Thomas Donlan‘s latest editorial commentary for Barron’s focuses on a current legal controversy involving online prices.

U.S. District Judge Denise Cote last week found Apple guilty of colluding with five book publishers in a conspiracy to set the price of e-books in its iBookstore a few bucks higher than Amazon’s typical $9.99 price.

The problem in the case is not merely how the judge ruled against competition between Apple and The real issue, even though the publishers would not defend it for themselves, is whether sellers in a competitive market can set prices. That is a human right, a “right retained by the people,” in the words of the Ninth Amendment.

Congress and the judiciary have been eroding commercial rights since enactment of the Sherman Antitrust Act in 1890, but when the Apple case goes to the Supreme Court, it will give the justices a chance to repair the walls of economic freedom. They should say that the government has no power to force producers to charge a low price.

The case also presents an important opportunity for the high court to strengthen respect for the First Amendment: Beyond their simple economic rights, publishers enjoy special protection from government interference in the important civic business of distributing information and entertainment.
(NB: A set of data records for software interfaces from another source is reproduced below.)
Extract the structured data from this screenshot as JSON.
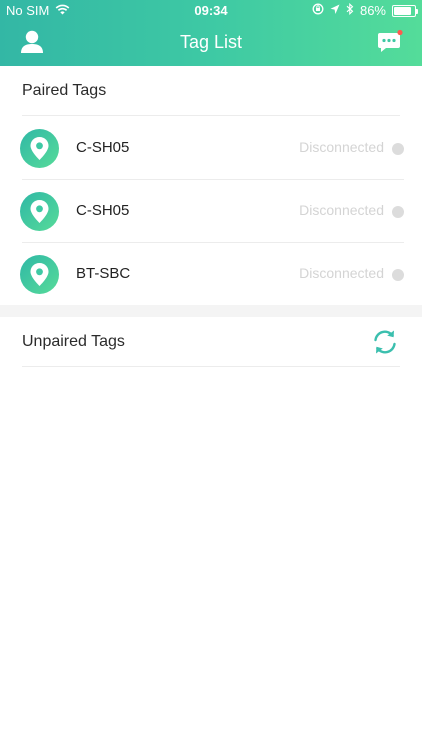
{
  "status_bar": {
    "carrier": "No SIM",
    "time": "09:34",
    "battery": "86%",
    "battery_level": 0.86
  },
  "nav": {
    "title": "Tag List",
    "left_icon": "user-icon",
    "right_icon": "chat-bubble-icon",
    "notification_dot_color": "#ff5a4e"
  },
  "paired": {
    "title": "Paired Tags",
    "tags": [
      {
        "name": "C-SH05",
        "status": "Disconnected"
      },
      {
        "name": "C-SH05",
        "status": "Disconnected"
      },
      {
        "name": "BT-SBC",
        "status": "Disconnected"
      }
    ]
  },
  "unpaired": {
    "title": "Unpaired Tags",
    "refresh_icon": "refresh-icon"
  },
  "colors": {
    "accent": "#3ec9a4",
    "accent_dark": "#33b7a5",
    "accent_light": "#54dc9a",
    "refresh_icon": "#3bbfae"
  }
}
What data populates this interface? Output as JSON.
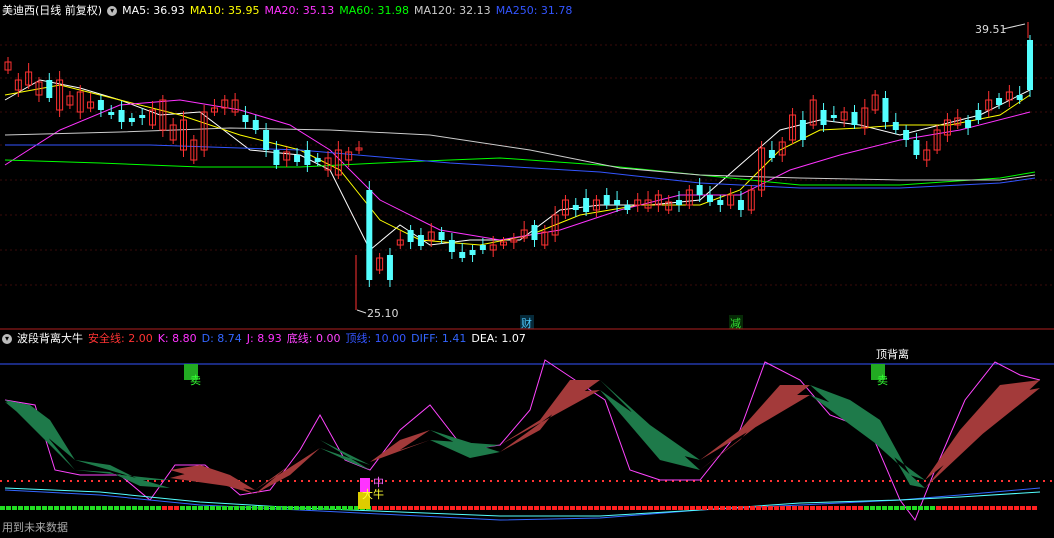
{
  "main_panel": {
    "stock_title": "美迪西(日线 前复权)",
    "ma_items": [
      {
        "label": "MA5: 36.93",
        "color": "#ffffff"
      },
      {
        "label": "MA10: 35.95",
        "color": "#ffff00"
      },
      {
        "label": "MA20: 35.13",
        "color": "#ff33ff"
      },
      {
        "label": "MA60: 31.98",
        "color": "#00ff00"
      },
      {
        "label": "MA120: 32.13",
        "color": "#cccccc"
      },
      {
        "label": "MA250: 31.78",
        "color": "#3355ff"
      }
    ],
    "high_label": "39.51",
    "low_label": "25.10",
    "markers": [
      {
        "label": "财",
        "color": "#4ec9ff"
      },
      {
        "label": "减",
        "color": "#33dd33"
      }
    ]
  },
  "indicator_panel": {
    "name": "波段背离大牛",
    "items": [
      {
        "label": "安全线: 2.00",
        "color": "#ff3333"
      },
      {
        "label": "K: 8.80",
        "color": "#ff33ff"
      },
      {
        "label": "D: 8.74",
        "color": "#3366ff"
      },
      {
        "label": "J: 8.93",
        "color": "#ff33ff"
      },
      {
        "label": "底线: 0.00",
        "color": "#ff44ff"
      },
      {
        "label": "顶线: 10.00",
        "color": "#3355ff"
      },
      {
        "label": "DIFF: 1.41",
        "color": "#3366ff"
      },
      {
        "label": "DEA: 1.07",
        "color": "#ffffff"
      }
    ],
    "signals": {
      "sell": "卖",
      "top_divergence": "顶背离",
      "medium": "中",
      "bull": "大牛"
    }
  },
  "footer": {
    "note": "用到未来数据"
  },
  "colors": {
    "up": "#ff3232",
    "down": "#54ffff",
    "background": "#000000"
  }
}
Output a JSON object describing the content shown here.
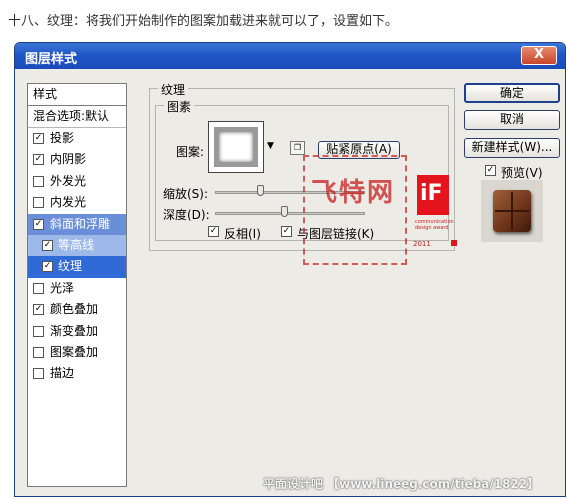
{
  "caption": "十八、纹理：将我们开始制作的图案加载进来就可以了，设置如下。",
  "dialog": {
    "title": "图层样式",
    "close_label": "X"
  },
  "styles_panel": {
    "header": "样式",
    "blend_options": "混合选项:默认",
    "items": [
      {
        "label": "投影",
        "checked": true
      },
      {
        "label": "内阴影",
        "checked": true
      },
      {
        "label": "外发光",
        "checked": false
      },
      {
        "label": "内发光",
        "checked": false
      },
      {
        "label": "斜面和浮雕",
        "checked": true
      },
      {
        "label": "等高线",
        "checked": true
      },
      {
        "label": "纹理",
        "checked": true
      },
      {
        "label": "光泽",
        "checked": false
      },
      {
        "label": "颜色叠加",
        "checked": true
      },
      {
        "label": "渐变叠加",
        "checked": false
      },
      {
        "label": "图案叠加",
        "checked": false
      },
      {
        "label": "描边",
        "checked": false
      }
    ]
  },
  "texture": {
    "group_title": "纹理",
    "pattern_group_title": "图素",
    "pattern_label": "图案:",
    "snap_button": "贴紧原点(A)",
    "scale_label": "缩放(S):",
    "depth_label": "深度(D):",
    "invert_label": "反相(I)",
    "invert_checked": true,
    "link_label": "与图层链接(K)",
    "link_checked": true
  },
  "buttons": {
    "ok": "确定",
    "cancel": "取消",
    "new_style": "新建样式(W)...",
    "preview": "预览(V)",
    "preview_checked": true
  },
  "watermark": {
    "seal_text": "飞特网",
    "if_logo": "iF",
    "if_caption": "communication design award",
    "if_year": "2011",
    "footer": "平面设计吧  【www.lineeg.com/tieba/1822】"
  },
  "icons": {
    "checkmark": "✓",
    "dropdown": "▼",
    "new_preset": "❐"
  }
}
The Supreme Court should declare the economic part of that right to be as much protected as the content part.